To many commentators in the payments industry, cash is next on the chopping block of technological progress. Their thinking is that with the proliferation of alternative payment methods and the ongoing pandemic, consumers will finally abandon paper money once and for all.
In an executive brief, Sarah Grotta, Mercator Advisory Group’s Director of Debit and Alternative Products Advisory Service, offered her take on the longevity of cash and whether we’re poised to become a cashless society.
Consumers’ relationship with cash—it’s complicated
Many experts in the payments industry have been focused on creating a cashless society by displacing paper currency with electronic payment methods, which they argue are safer, quicker, and more reliable ways to transact. However, Grotta explained that this may be a misguided pursuit.
“Consumers have kind of a complicated relationship with cash,” said Grotta. Although many consumers have embraced new payment technologies, cash remains popular for a large portion of the population. “There’s just a ton of people who find cash entirely convenient for them and, in some ways, safer than other forms of payment, particularly online and mobile payments,” she added.

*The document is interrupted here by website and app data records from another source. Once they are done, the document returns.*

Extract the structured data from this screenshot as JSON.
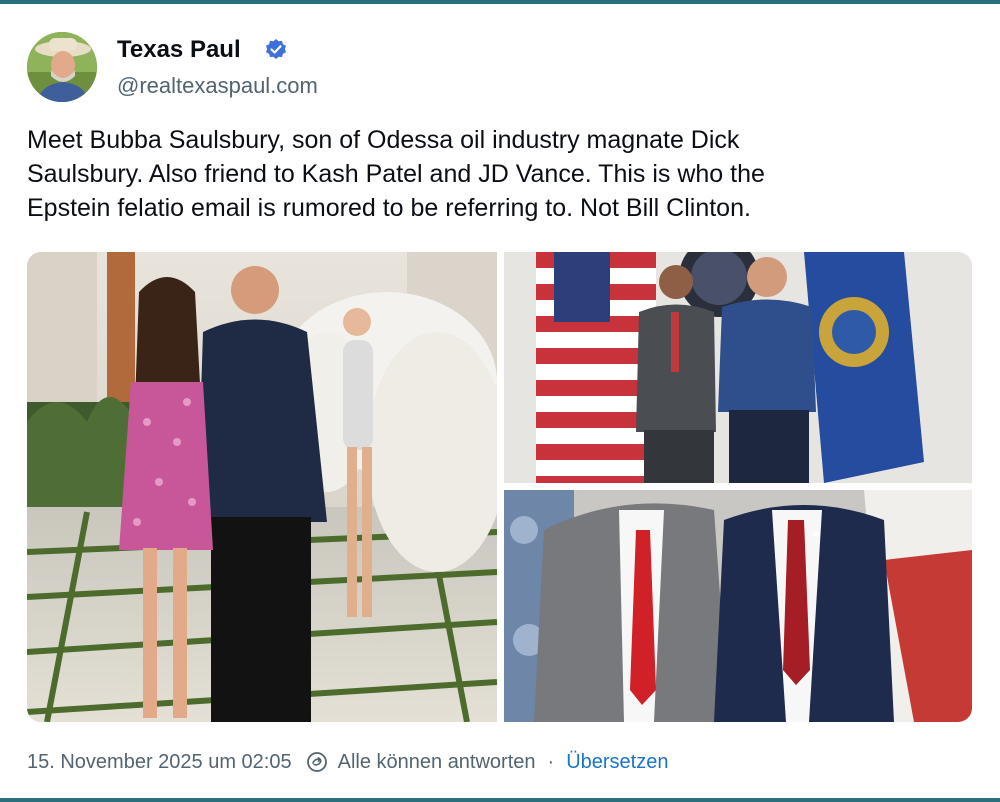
{
  "post": {
    "author": {
      "display_name": "Texas Paul",
      "handle": "@realtexaspaul.com",
      "verified": true
    },
    "text": "Meet Bubba Saulsbury, son of Odessa oil industry magnate Dick\nSaulsbury.  Also friend to Kash Patel and JD Vance.  This is who the\nEpstein felatio email is rumored to be referring to.  Not Bill Clinton.",
    "media": [
      {
        "icon": "photo-party"
      },
      {
        "icon": "photo-flags"
      },
      {
        "icon": "photo-suits"
      }
    ],
    "footer": {
      "timestamp": "15. November 2025 um 02:05",
      "reply_setting": "Alle können antworten",
      "separator": "·",
      "translate_label": "Übersetzen"
    }
  },
  "colors": {
    "accent": "#1d73c9",
    "verified_badge": "#3f6fd8",
    "secondary_text": "#536471",
    "frame": "#2b6f7c"
  }
}
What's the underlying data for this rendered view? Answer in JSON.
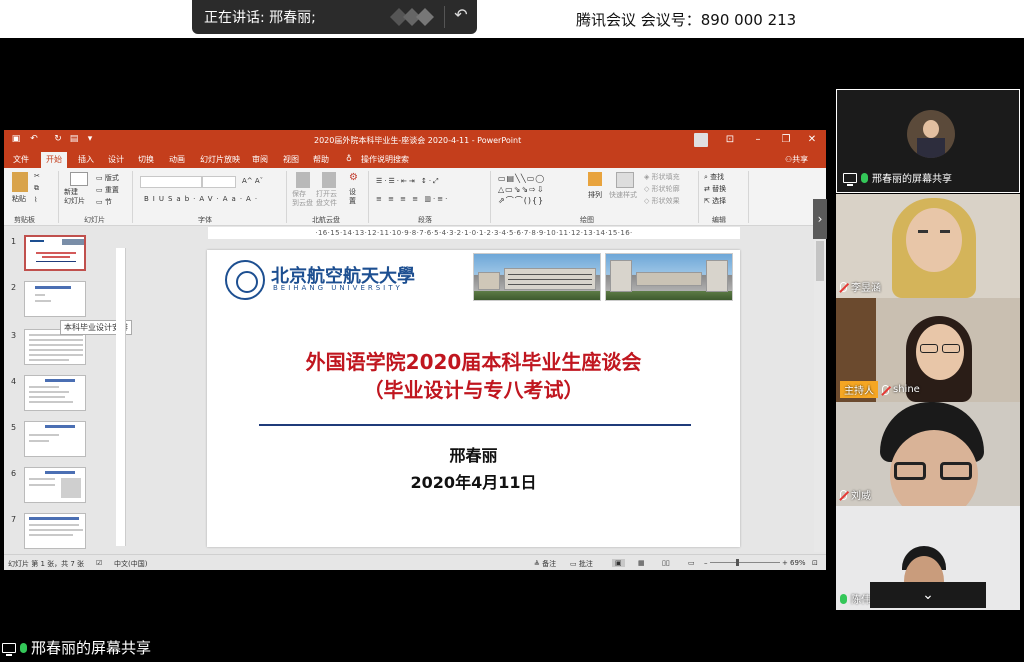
{
  "meeting": {
    "speaking": "正在讲话: 邢春丽;",
    "meeting_id": "腾讯会议 会议号：890 000 213",
    "bottom_share_label": "邢春丽的屏幕共享"
  },
  "ppt": {
    "window_title": "2020届外院本科毕业生-座谈会 2020-4-11 - PowerPoint",
    "tabs": [
      "文件",
      "开始",
      "插入",
      "设计",
      "切换",
      "动画",
      "幻灯片放映",
      "审阅",
      "视图",
      "帮助",
      "操作说明搜索"
    ],
    "active_tab": "开始",
    "share_label": "共享",
    "ribbon": {
      "paste": "粘贴",
      "clipboard": "剪贴板",
      "new_slide": "新建\n幻灯片",
      "layout": "版式",
      "reset": "重置",
      "section": "节",
      "slides_group": "幻灯片",
      "font_group": "字体",
      "cloud_save": "保存\n到云盘",
      "cloud_open": "打开云\n盘文件",
      "settings": "设\n置",
      "cloud_group": "北航云盘",
      "paragraph_group": "段落",
      "arrange": "排列",
      "quick_styles": "快速样式",
      "shape_fill": "形状填充",
      "shape_outline": "形状轮廓",
      "shape_effects": "形状效果",
      "drawing_group": "绘图",
      "find": "查找",
      "replace": "替换",
      "select": "选择",
      "editing_group": "编辑"
    },
    "thumbnail_tooltip": "本科毕业设计安排",
    "thumb_numbers": [
      "1",
      "2",
      "3",
      "4",
      "5",
      "6",
      "7"
    ],
    "ruler": "·16·15·14·13·12·11·10·9·8·7·6·5·4·3·2·1·0·1·2·3·4·5·6·7·8·9·10·11·12·13·14·15·16·",
    "status": {
      "slide_info": "幻灯片 第 1 张，共 7 张",
      "language": "中文(中国)",
      "notes": "备注",
      "comments": "批注",
      "zoom": "69%"
    }
  },
  "slide": {
    "logo_cn": "北京航空航天大學",
    "logo_en": "BEIHANG UNIVERSITY",
    "title_line1": "外国语学院2020届本科毕业生座谈会",
    "title_line2": "（毕业设计与专八考试）",
    "author": "邢春丽",
    "date": "2020年4月11日"
  },
  "participants": [
    {
      "name": "邢春丽的屏幕共享",
      "role": "screen-share"
    },
    {
      "name": "李昱涵",
      "muted": true
    },
    {
      "name": "shine",
      "muted": true,
      "host_badge": "主持人"
    },
    {
      "name": "刘威",
      "muted": true
    },
    {
      "name": "陈伟东",
      "muted": false
    }
  ],
  "colors": {
    "ppt_accent": "#c43e1c",
    "slide_title_red": "#c0161f",
    "beihang_blue": "#1d4f91",
    "host_orange": "#f5a623",
    "mic_green": "#34c759"
  }
}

But transitioning entirely to a cashless society wouldn’t just inconvenience those who still prefer cash; it could economically disenfranchise a significant portion of the population. Nearly 14.1 million American adults are unbanked, according to a recent survey from the Federal Deposit Insurance Corporation (FDIC). And lacking a bank account, these people primarily use cash to conduct their daily affairs.
“I think that those who are really pushing the cashless society are sometimes forgetting about the fact that as we move towards a cashless society, you could be, in fact, disenfranchising a certain percentage of the population,” said Grotta.
Cash, COVID, and contactless
The pandemic has caused many to predict that cash will be replaced even quicker than before, as consumers flock towards contactless payment methods to avoid handling germ-laden paper bills. But, “I don’t necessarily see that as the case,” said Grotta, noting that Mercator’s survey work paints a more nuanced picture.
While 19% of consumers reported that they withdraw cash from an ATM less frequently since the pandemic began, a comparable 17% of consumers reported withdrawing cash more frequently and 47% reported no change, according to Mercator’s data. “People run out and get cash because they feel very comfortable with that,” explained Grotta.
However, other payment methods have seen increased adoption. “We did see some growth in contactless cards, and certainly we’re seeing a growth in P2P applications,” said Grotta. From her perspective, cash will continue to slowly decline in popularity, but it will not go away completely.
Instead of focusing on creating a cashless society, people should focus on “creating the products and services that are perhaps better than cash. And consumers will naturally segue to those better solutions,” said Grotta, adding that, “if you take a look back at 100 plus years of payment history, we never truly get rid of any type of payment transaction, we just add new ones.”